One thing you’ll never be able to do is please everyone, and I’m sure there will be plenty of dissatisfied customers with Ano Natsu. For me, I’m wholly satisfied – I thought the final episode was briskly paced, with a near-perfect balance of drama and contemplative reflection, with some very solid comedic moments. In truth, the alien part of the plot was never going to be as compelling as the relationship side, but in that context I thought Nagai and Kuroda managed to have an alien ending that was still very human and focused on the emotions of the main players. And realistically, that was all I was hoping for.
For starters, I thought the crash/chase scene that began the episode was really well-executed, starting with Rinon deploying herself as a giant air bag when the van crashed. That was followed by the arrival of Manami, who mysteriously (at the time) said she was told by her husband to be at the very spot and the very time where Kanna emerged from the woods, trailed her her “huge stalker”. This was followed by a plea to her oft-maligned to save her as the rescue pod was going to “rape her”. Yes, apparently he’s an MIB too, though it doesn’t seem as if Manami knew – and there can be no question whatsoever that Remon is one.
Just whether these MIBs are similar to the ones in the Tommy Lee Jones/Will Smith film of the same name is a seemingly critical plot point, because those MIBs certainly had the proof of alien visitation to satisfy anyone – but MIBs have been in the cultural lexicon all the way back to the Roswell days (that’s almost 70 years, mind you) and it’s just as plausible that these guys are in the “just in case they exist” business. In any case they prove invaluable in saving the supporting cast’s bacon, but as for the main characters, things are not so rosy. Here’s where we get our possible Onegai Teacher tie-in, as a voice from the past reaches out to Ichika and Kaito (and Emika in orbit) once they arrive at the lake from Ichika’s dreams.
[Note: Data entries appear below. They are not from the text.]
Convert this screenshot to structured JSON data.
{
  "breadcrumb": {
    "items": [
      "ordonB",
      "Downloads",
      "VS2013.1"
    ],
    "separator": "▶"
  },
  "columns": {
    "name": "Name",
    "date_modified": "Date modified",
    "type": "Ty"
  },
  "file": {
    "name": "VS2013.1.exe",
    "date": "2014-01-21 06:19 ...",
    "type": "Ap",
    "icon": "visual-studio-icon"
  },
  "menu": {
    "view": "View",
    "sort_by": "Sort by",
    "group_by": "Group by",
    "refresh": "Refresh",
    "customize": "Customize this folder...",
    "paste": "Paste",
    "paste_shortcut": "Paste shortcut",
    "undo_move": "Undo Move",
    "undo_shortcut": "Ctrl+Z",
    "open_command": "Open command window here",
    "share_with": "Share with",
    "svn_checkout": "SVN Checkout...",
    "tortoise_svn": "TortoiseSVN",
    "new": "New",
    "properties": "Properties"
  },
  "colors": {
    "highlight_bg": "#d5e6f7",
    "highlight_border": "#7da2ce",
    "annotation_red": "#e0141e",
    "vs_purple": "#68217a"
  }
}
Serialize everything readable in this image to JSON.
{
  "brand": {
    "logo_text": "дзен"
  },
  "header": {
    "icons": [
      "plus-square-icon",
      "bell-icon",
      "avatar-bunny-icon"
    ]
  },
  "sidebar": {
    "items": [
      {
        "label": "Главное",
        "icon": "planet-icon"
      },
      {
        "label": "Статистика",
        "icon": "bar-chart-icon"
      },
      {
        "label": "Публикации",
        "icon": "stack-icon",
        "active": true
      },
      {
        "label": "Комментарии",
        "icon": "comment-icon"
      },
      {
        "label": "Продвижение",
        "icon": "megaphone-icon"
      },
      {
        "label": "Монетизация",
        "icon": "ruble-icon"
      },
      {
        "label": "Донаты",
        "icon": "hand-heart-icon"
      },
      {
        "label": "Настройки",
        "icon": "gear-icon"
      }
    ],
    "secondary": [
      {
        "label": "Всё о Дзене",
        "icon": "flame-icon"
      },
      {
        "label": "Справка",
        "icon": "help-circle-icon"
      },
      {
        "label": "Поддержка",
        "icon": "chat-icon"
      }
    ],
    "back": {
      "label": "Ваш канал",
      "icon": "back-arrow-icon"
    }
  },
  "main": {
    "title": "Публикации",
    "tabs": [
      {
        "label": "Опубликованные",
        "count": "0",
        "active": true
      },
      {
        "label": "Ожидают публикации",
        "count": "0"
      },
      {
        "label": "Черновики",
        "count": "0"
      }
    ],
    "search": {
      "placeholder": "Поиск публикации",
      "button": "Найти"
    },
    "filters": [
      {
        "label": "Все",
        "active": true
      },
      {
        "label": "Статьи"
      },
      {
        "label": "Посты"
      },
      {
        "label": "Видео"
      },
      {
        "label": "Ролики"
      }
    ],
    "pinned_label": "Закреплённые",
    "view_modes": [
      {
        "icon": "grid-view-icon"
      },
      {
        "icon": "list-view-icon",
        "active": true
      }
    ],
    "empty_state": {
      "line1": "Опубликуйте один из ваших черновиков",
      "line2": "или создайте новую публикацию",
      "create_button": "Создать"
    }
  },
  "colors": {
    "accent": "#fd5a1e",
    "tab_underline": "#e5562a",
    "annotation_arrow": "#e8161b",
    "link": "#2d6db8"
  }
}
The implication that this is Ichika’s ancestor is strong here, and she just wanted to share her memories of the planet and the human she’d come to love before being forced to leave Earth herself.
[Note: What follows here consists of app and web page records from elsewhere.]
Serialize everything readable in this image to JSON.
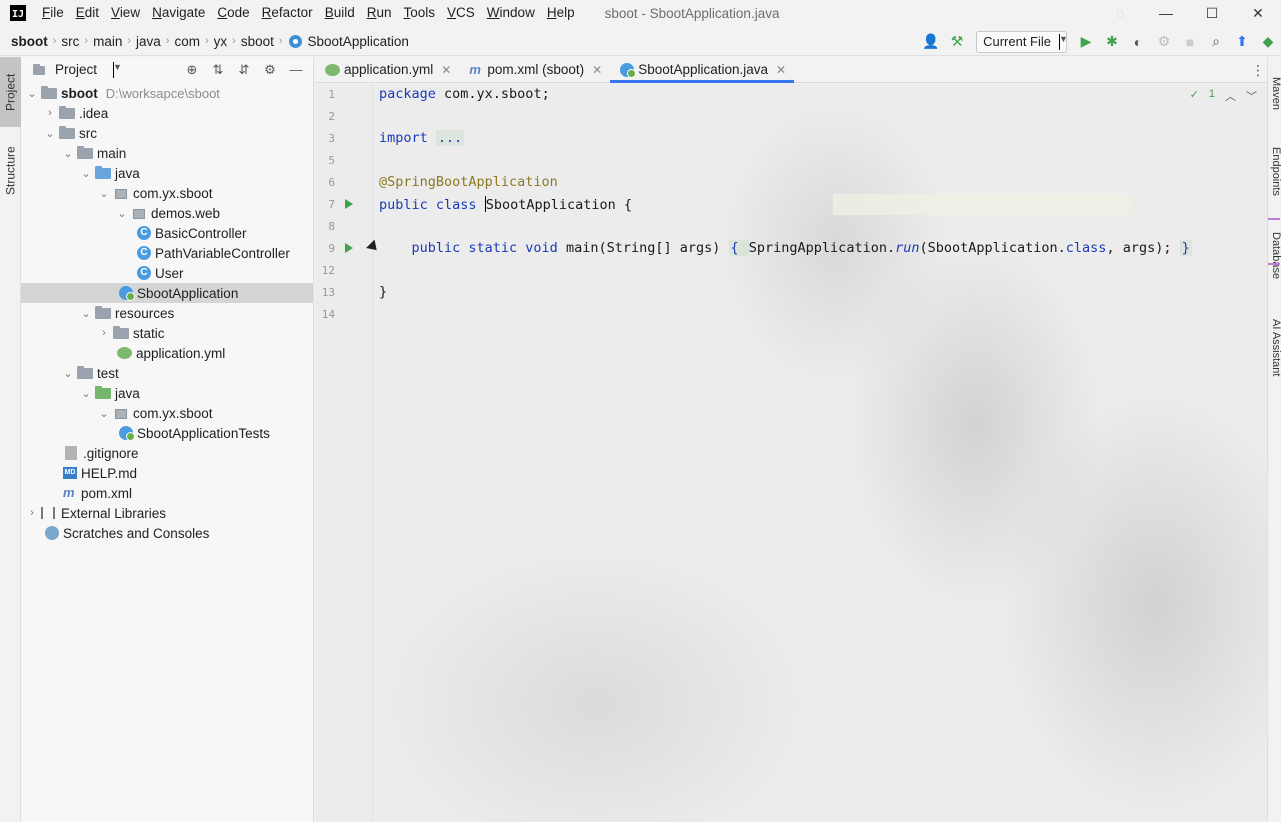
{
  "window": {
    "title": "sboot - SbootApplication.java",
    "logo": "IJ"
  },
  "menu": [
    "File",
    "Edit",
    "View",
    "Navigate",
    "Code",
    "Refactor",
    "Build",
    "Run",
    "Tools",
    "VCS",
    "Window",
    "Help"
  ],
  "breadcrumb": [
    "sboot",
    "src",
    "main",
    "java",
    "com",
    "yx",
    "sboot",
    "SbootApplication"
  ],
  "toolbar": {
    "run_config": "Current File"
  },
  "left_stripe": {
    "project_tab": "Project",
    "structure_tab": "Structure"
  },
  "project_panel": {
    "title": "Project",
    "tree": [
      {
        "label": "sboot",
        "path": "D:\\worksapce\\sboot"
      },
      {
        "label": ".idea"
      },
      {
        "label": "src"
      },
      {
        "label": "main"
      },
      {
        "label": "java"
      },
      {
        "label": "com.yx.sboot"
      },
      {
        "label": "demos.web"
      },
      {
        "label": "BasicController"
      },
      {
        "label": "PathVariableController"
      },
      {
        "label": "User"
      },
      {
        "label": "SbootApplication"
      },
      {
        "label": "resources"
      },
      {
        "label": "static"
      },
      {
        "label": "application.yml"
      },
      {
        "label": "test"
      },
      {
        "label": "java"
      },
      {
        "label": "com.yx.sboot"
      },
      {
        "label": "SbootApplicationTests"
      },
      {
        "label": ".gitignore"
      },
      {
        "label": "HELP.md"
      },
      {
        "label": "pom.xml"
      },
      {
        "label": "External Libraries"
      },
      {
        "label": "Scratches and Consoles"
      }
    ]
  },
  "tabs": [
    {
      "label": "application.yml",
      "icon": "yml-icon"
    },
    {
      "label": "pom.xml (sboot)",
      "icon": "maven-icon"
    },
    {
      "label": "SbootApplication.java",
      "icon": "spring-class-icon",
      "active": true
    }
  ],
  "editor": {
    "line_numbers": [
      "1",
      "2",
      "3",
      "5",
      "6",
      "7",
      "8",
      "9",
      "12",
      "13",
      "14"
    ],
    "code": {
      "l1_kw": "package",
      "l1_rest": " com.yx.sboot;",
      "l3_kw": "import",
      "l3_fold": "...",
      "l6": "@SpringBootApplication",
      "l7_kw": "public class",
      "l7_name": "SbootApplication",
      "l7_rest": " {",
      "l9_kw": "public static void",
      "l9_method": " main",
      "l9_params": "(String[] args) ",
      "l9_body_open": "{ ",
      "l9_cls": "SpringApplication.",
      "l9_run": "run",
      "l9_args_a": "(SbootApplication.",
      "l9_class_kw": "class",
      "l9_args_b": ", args); ",
      "l9_body_close": "}",
      "l13": "}"
    },
    "inspection_count": "1"
  },
  "right_stripe": [
    "Maven",
    "Endpoints",
    "Database",
    "AI Assistant"
  ]
}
I think the way this is tied in to the main couple is rather elegant. While memories are too fleeting to provide the proof of alien encounters Kaito and Ichika need, they do stand as a nice parallel to the film that Kaito had planned all along to make, to make sure his memories and loves were captured to be shared with others in the event he weren’t around to do so himself. And with Ichika snatched back to her home planet, he has no choice but to move on – and I love the way the film was tied in here too, as Remon delivers the completed reels to Kaito before telling the gang that she’s transferring away, “right now”. Of course Remon’s reels aren’t just the silly Ultraman parodies and staged alien encounters with Ichika, but all the candid moments too – the things she captured when everyone’s guard was down. Again, “elegant” is the word I’d use here – elegant in the way this showed everyone how much they meant to each other, and how painful it was that Ichika was no longer in their lives. Painful for them all, but most especially for Kaito of course.
To the end itself, of course many viewers will be dissatisfied that there was no on-screen reunion, that much was inferred and not spelled out. I enjoyed this understated approach, though – the knowing smile on Remon’s face at MIB headquarters as she looked at the plans seemingly of a spaceship design, the shawl that Nanami brought back from Bolivia, the reveal through the showing of the film at the school culture festival, after the gang has moved on. I also liked the fact that nothing was spelled out in the love triangle – Tetsuro might have ended up with Mio (“Just take Mio!” was Kanna’s command, a proposition to which she seemed only happy to agree) but it’s left to the imagination. We didn’t get a neat, conventional ending in a series where the relationships weren’t neat, but messy and complicated – for me, that’s exactly as it should be. And we got an ending that was hopeful, with a strong implication that love conquers all, and one where all of the main characters seemed to fully embrace that they meant the world to each other, as friends.